Florida’s 2021 Legislative Session gets underway in a couple of weeks. In the run up to the start of the session on March 2, lawmakers have been in Tallahassee attending committee meetings. WUWF recently checked in with District 3 Representative Jayer Williamson of Pace to talk about the tough work ahead.
“There’re a lot of impacts we’ve had from coronavirus, where revenues are down,” said Williamson, projecting a budget shortfall of about $2.8 billion in this budget year, and possibly a shortfall of up to $1.8 billion next fiscal year.
“So, the decisions we’re going to have to make over the next couple of months are going to be some tough decisions. So, we’re going to have to probably make some cuts.”
Luckily, says Williamson, committee assignments for his third term in office will allow him to continue to be in the budget loop. His seven appointments include the Joint Legislative Budget Commission, Appropriations Committee, and Infrastructure and Tourism Appropriations Subcommittee, which he chairs.

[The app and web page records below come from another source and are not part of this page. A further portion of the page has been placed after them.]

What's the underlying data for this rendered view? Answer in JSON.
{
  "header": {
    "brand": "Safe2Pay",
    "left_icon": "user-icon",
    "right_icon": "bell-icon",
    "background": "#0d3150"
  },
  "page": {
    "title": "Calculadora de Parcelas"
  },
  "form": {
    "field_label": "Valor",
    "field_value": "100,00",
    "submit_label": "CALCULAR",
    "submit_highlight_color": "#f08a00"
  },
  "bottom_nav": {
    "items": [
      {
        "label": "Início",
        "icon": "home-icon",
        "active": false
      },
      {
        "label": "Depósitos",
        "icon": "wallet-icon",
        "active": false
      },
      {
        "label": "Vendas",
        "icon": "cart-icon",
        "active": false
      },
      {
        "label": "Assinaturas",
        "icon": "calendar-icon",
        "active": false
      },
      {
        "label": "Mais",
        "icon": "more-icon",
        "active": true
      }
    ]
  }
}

“So, my budget silo is a “pretty big” one for the state of Florida,” he declared. "We cover the transportation, economic development and tourism areas. So we have the Department of Highway Safety and Motor Vehicles, Department of Military Affairs, State, Emergency Management, Transportation; a lot of really good areas that are important to people across the state of Florida. It’s a $14 billion impact.”

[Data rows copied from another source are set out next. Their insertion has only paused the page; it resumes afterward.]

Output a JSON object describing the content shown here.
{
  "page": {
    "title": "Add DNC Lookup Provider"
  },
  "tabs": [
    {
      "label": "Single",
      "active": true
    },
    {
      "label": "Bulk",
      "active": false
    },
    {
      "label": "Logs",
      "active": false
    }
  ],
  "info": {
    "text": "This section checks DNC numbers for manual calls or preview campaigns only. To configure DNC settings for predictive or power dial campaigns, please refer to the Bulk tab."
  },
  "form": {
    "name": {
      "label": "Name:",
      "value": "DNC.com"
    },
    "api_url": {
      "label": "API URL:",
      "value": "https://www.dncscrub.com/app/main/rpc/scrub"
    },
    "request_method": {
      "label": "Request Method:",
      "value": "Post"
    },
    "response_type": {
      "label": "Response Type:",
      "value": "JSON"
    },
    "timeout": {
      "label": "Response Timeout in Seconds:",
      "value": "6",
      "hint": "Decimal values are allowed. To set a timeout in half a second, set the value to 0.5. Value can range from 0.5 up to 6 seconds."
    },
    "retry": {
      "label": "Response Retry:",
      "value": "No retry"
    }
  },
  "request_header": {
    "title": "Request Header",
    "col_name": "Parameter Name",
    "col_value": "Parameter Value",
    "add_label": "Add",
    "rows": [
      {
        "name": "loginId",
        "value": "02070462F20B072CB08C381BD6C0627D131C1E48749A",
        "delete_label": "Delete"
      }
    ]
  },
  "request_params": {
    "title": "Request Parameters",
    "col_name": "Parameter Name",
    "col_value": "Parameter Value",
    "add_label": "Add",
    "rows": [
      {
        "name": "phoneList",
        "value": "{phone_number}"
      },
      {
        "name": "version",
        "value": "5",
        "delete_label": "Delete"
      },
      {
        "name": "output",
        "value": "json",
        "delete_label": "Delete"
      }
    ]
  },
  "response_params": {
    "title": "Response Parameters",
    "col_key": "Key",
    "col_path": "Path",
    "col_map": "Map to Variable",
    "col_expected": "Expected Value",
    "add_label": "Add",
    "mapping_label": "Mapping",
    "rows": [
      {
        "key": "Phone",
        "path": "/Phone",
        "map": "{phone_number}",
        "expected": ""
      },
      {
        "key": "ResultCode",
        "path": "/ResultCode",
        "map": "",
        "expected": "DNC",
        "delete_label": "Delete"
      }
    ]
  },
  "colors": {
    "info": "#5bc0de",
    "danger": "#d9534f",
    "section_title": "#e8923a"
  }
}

But, with revenues down by more than $2 billion, primarily due to the economic impact of the pandemic, Williamson is in concert with other members of the local legislative delegation in advising organizations seeking funding this year to rein in their expectations.
“I’m not trying to be doom and gloom, but I’m just being honest and realistic with the people that the money’s got to come from somewhere,” he cautioned. “Is it going to come from education, healthcare, roads, from tourist development, from our economic development or beach renourishment?”

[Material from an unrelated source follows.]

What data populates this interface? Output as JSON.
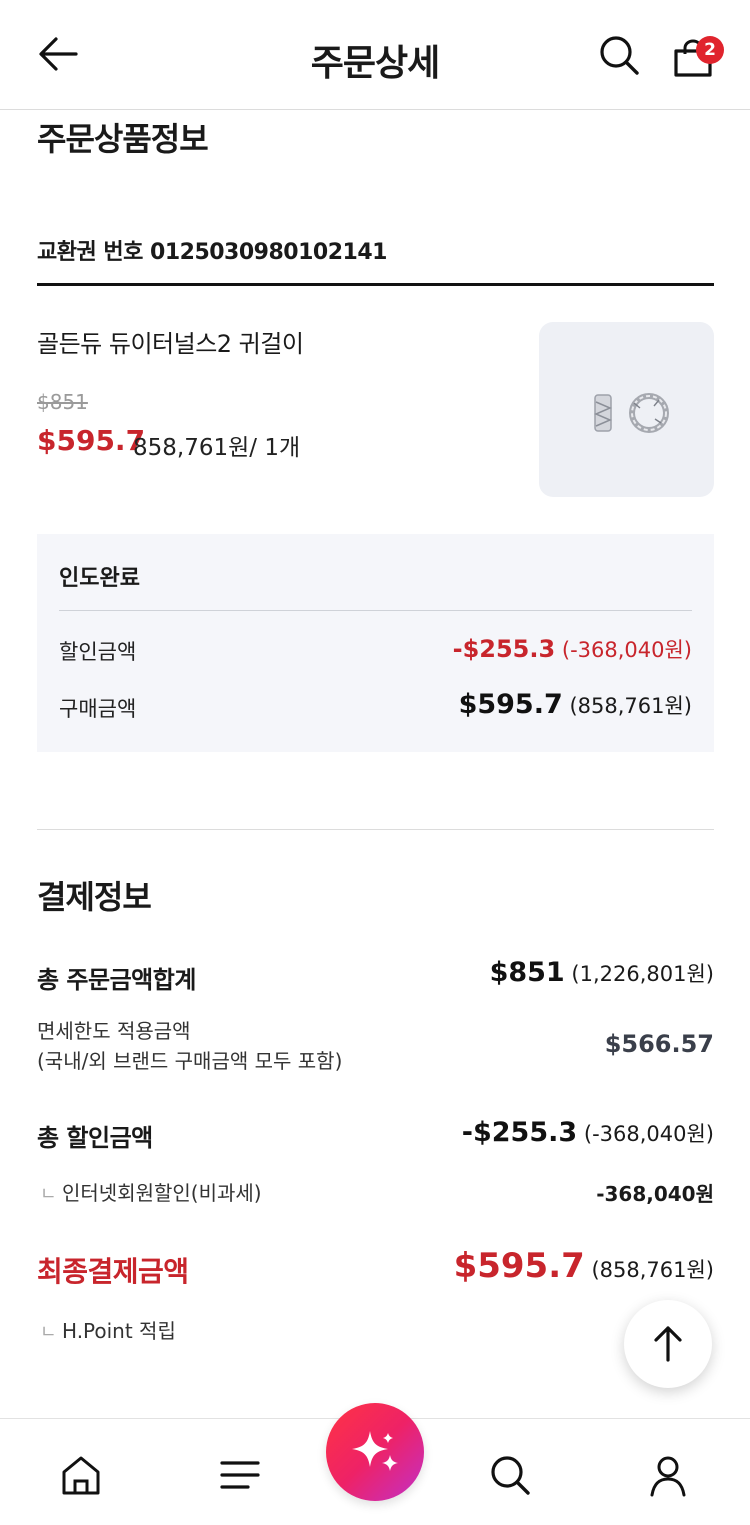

COVID-19 is projected to be the overriding issue of much of the legislation to be considered during the session. Some measures address specific coronavirus issues, such as the anti-pandemic fraud bill HB 9.
“There’re always going to be bad actors that abuse any kind of situation to take advantage of people and we don’t want that to happen,” said Williamson, pointing also to HB 7. “That was the Civil Liability for Damages bill and that’s to protect our businesses and business across the state - from frivolous lawsuits.”
In addition to COVID, the past year was marked by civil and political unrest, culminating in the Jan. 6 insurrection at the U.S. Capitol. In Florida, Republican leaders have introduced – and Williamson plans to support - legislation aimed at cracking down on violent protests.
“When you start destroying vehicles and structures. That is not peacefully protesting. That is rioting and we’re not going to have that in the state of Florida,” he said.
In reference to calls for police reforms in the wake of the Black Lives Matter protests, Williamson acknowledges the conservative majority in his district, which includes most of Santa Rosa County and the northern portion of Okaloosa. On the other hand...
“I represent all the people in my district and will listen to them and will definitely be open.”
In the weeks leading up to the opening of the session, Williamson has been busy filing legislation. One such measure is HB 259 involving Safety of Religious Institutions. Williamson says the bill fixes a glitch in current state law that allows permit holders to carry concealed weapons in a church.
“If a church sits on the same location as a school or a pre-k sits, you’re breaking the law if you carry a concealed weapon into that church that sits on the same campus as a school,” he explained. “It’s just a little glitch bill to fix that. It does not supersede any private property rights.”
Other local bills include HB 3639, which seeks an appropriation for planning and design of a new District 1 Medical Examiners Facility; HB 3623 to provide funding for a master plan for Bray-Hendricks Park in Jay; and HB 3631 to fund the Choctawhatchee Bay Estuary Program.
Additionally, Williamson is sponsoring a policy bill to create a special fire district in Navarre, following residents’ 70% approval of a 2020 referendum.
“What that’ll do is that will allow all the money generated on Navarre Beach through the millage rate for their fire district, it’ll just stay on Navarre Beach,” Williamson said. “All that money will go straight to the firemen and fire department on Navarre Beach and it’ll be spent how they see fit.”
If the fire district measure passes the legislature, another local referendum will be required, but no state funding is necessary. For those items that need appropriations, Dist. 3 Rep. Williamson said lawmakers will do their best to meet the challenge.
“Everybody’s not going to be happy with us with the budget,” he noted. “But, we’re going to make sure that Florida has a sound budget and that our state overall is taken care of.”